  42. ^ Star Staff (24 August 2017). "Soldiers of Odin photo a mistake: Sudbury chief". Retrieved 9 April 2019.
  43. ^ Klassen, Jeff (15 September 2016). "Controversial "patrol" group Soldiers of Odin now walks the alleys of the Sault". Retrieved 17 August 2017.
  44. ^ "Soldiers of Odin arrested at anti-racism rally in Vancouver". CBC. CBC.
  45. ^ "Controversial Soldiers of Odin group organizing in Hamilton". CBC News. Retrieved 20 September 2017.
  46. ^ Jesse Ferreras (9 July 2019). "Maxime Bernier poses with Northern Guard, one flashing apparent 'white power' sign". Global News. Retrieved 11 July 2019.
  47. ^ a b "Her patruljerer "Soldiers of Odin" for første gang i Norge [Here, the "Soldiers of Odin" patrols in Norway for the first time]". Verdens Gang (in Norwegian). 15 February 2015. "Nå har"Odins soldater" etablert seg i Norge. - Vi er snart representert i hver krik og krok av landet". Dagbladet (in Norwegian). 23 January 2016.

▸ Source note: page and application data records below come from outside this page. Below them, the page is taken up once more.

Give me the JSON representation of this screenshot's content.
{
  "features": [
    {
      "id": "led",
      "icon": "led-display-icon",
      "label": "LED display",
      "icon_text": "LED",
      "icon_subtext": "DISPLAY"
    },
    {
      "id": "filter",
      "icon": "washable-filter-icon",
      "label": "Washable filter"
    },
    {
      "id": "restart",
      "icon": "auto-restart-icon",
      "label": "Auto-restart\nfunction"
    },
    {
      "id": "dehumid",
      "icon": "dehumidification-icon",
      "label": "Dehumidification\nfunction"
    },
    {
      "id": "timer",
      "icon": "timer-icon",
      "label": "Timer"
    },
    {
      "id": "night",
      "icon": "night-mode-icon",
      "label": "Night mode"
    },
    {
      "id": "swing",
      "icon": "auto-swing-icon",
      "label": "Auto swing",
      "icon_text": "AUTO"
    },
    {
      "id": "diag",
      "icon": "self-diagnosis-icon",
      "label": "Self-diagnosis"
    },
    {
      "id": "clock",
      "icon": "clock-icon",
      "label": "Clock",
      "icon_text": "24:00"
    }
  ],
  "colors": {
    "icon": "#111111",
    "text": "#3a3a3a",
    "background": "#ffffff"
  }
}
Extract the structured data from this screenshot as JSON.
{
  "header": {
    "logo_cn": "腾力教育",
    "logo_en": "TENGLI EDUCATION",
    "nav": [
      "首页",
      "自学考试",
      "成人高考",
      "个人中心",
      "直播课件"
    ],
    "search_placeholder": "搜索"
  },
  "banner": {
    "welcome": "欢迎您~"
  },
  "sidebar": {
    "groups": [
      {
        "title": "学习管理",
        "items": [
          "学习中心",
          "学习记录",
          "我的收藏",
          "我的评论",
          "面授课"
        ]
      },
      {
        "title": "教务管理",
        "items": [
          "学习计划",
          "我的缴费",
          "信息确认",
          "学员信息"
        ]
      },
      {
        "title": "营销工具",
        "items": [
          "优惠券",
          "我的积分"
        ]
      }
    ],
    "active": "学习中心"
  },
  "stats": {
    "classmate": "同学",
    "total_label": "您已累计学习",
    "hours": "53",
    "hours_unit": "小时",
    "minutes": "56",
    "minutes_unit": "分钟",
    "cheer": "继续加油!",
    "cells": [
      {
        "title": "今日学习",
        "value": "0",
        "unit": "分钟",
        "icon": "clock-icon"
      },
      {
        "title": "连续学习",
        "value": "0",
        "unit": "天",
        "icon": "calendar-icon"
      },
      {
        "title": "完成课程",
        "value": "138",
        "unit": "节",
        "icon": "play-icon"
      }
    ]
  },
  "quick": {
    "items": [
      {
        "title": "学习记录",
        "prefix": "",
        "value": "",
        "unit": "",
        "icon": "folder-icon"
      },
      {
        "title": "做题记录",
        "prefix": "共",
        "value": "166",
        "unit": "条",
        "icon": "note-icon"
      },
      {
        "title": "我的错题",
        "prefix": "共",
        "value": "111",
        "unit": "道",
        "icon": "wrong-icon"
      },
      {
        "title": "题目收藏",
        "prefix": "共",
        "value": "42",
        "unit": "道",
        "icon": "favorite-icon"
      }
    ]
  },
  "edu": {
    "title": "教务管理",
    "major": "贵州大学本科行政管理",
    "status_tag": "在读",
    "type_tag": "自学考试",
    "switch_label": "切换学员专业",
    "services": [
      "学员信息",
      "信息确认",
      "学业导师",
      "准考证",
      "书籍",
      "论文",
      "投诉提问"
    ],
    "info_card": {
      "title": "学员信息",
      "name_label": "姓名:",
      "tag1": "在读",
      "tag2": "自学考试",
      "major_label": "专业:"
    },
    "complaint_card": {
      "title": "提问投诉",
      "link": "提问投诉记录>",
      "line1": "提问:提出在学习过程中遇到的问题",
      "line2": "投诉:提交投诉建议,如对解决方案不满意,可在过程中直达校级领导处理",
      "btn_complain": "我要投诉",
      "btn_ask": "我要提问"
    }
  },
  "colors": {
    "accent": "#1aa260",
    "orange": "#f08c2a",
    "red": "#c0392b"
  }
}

  48. ^ "Alte er kastet ut av Odins soldater [Alte kicked out of Soldiers of Odin]" (in Norwegian). NRK. 26 February 2016.
  49. ^ a b "Soldiers of Odin i slagsmål i centrala Göteborg". Aftonbladet (in Swedish). Retrieved 2018-07-25.
  50. ^ "De patrullerar som Soldiers of Odin – högerextrema och grovt kriminella". Expo.
  51. ^ a b "Soldiers of Odin patrullerade i centrala Göteborg [Soldiers of Odin patrolled in central Gothenburg]". Dagens Nyheter (in Swedish). 26 March 2016.
  52. ^ "Soldiers of Odin etablerar sig i Sverige - högkvarteret i Finland". Yle (in Swedish). 18 April 2016.
  53. ^ "Soldiers of Odin drabbade samman med AFA". Aftonbladet (in Swedish). Retrieved 2018-07-25.
  54. ^ "Orpo disappointed by police chief's street patrol comments". YLE. 6 January 2016.
  55. ^ "Yle paljasti Soldiers of Odinin suljetun Facebook-ryhmän kuvia ja viestejä – Supo: "Aineisto puhuu puolestaan"". 16 March 2016.
  56. ^ "Politisjef om Odins soldater: – Uproblematisk at de trygger byer og tettsteder" (in Norwegian). 18 February 2016.
  57. ^ "Soldiers of Odin create political poison in Norway". The Local. 24 February 2016.
  58. ^ "Anti-immigrant 'Soldiers of Odin' expand from Finland to Nordics, Baltics". Reuters. 2 March 2016.
  59. ^ "Estonian PM condemns Soldiers of Odin". Retrieved 2016-03-16.
  60. ^ Hallamaa, Teemu (16 May 2016). "Soldiers of Odin rekisteröitiin tavaramerkiksi" (in Finnish). Yle Uutiset. Retrieved 17 May 2016.

External links[edit]

Media related to Soldiers of Odin at Wikimedia Commons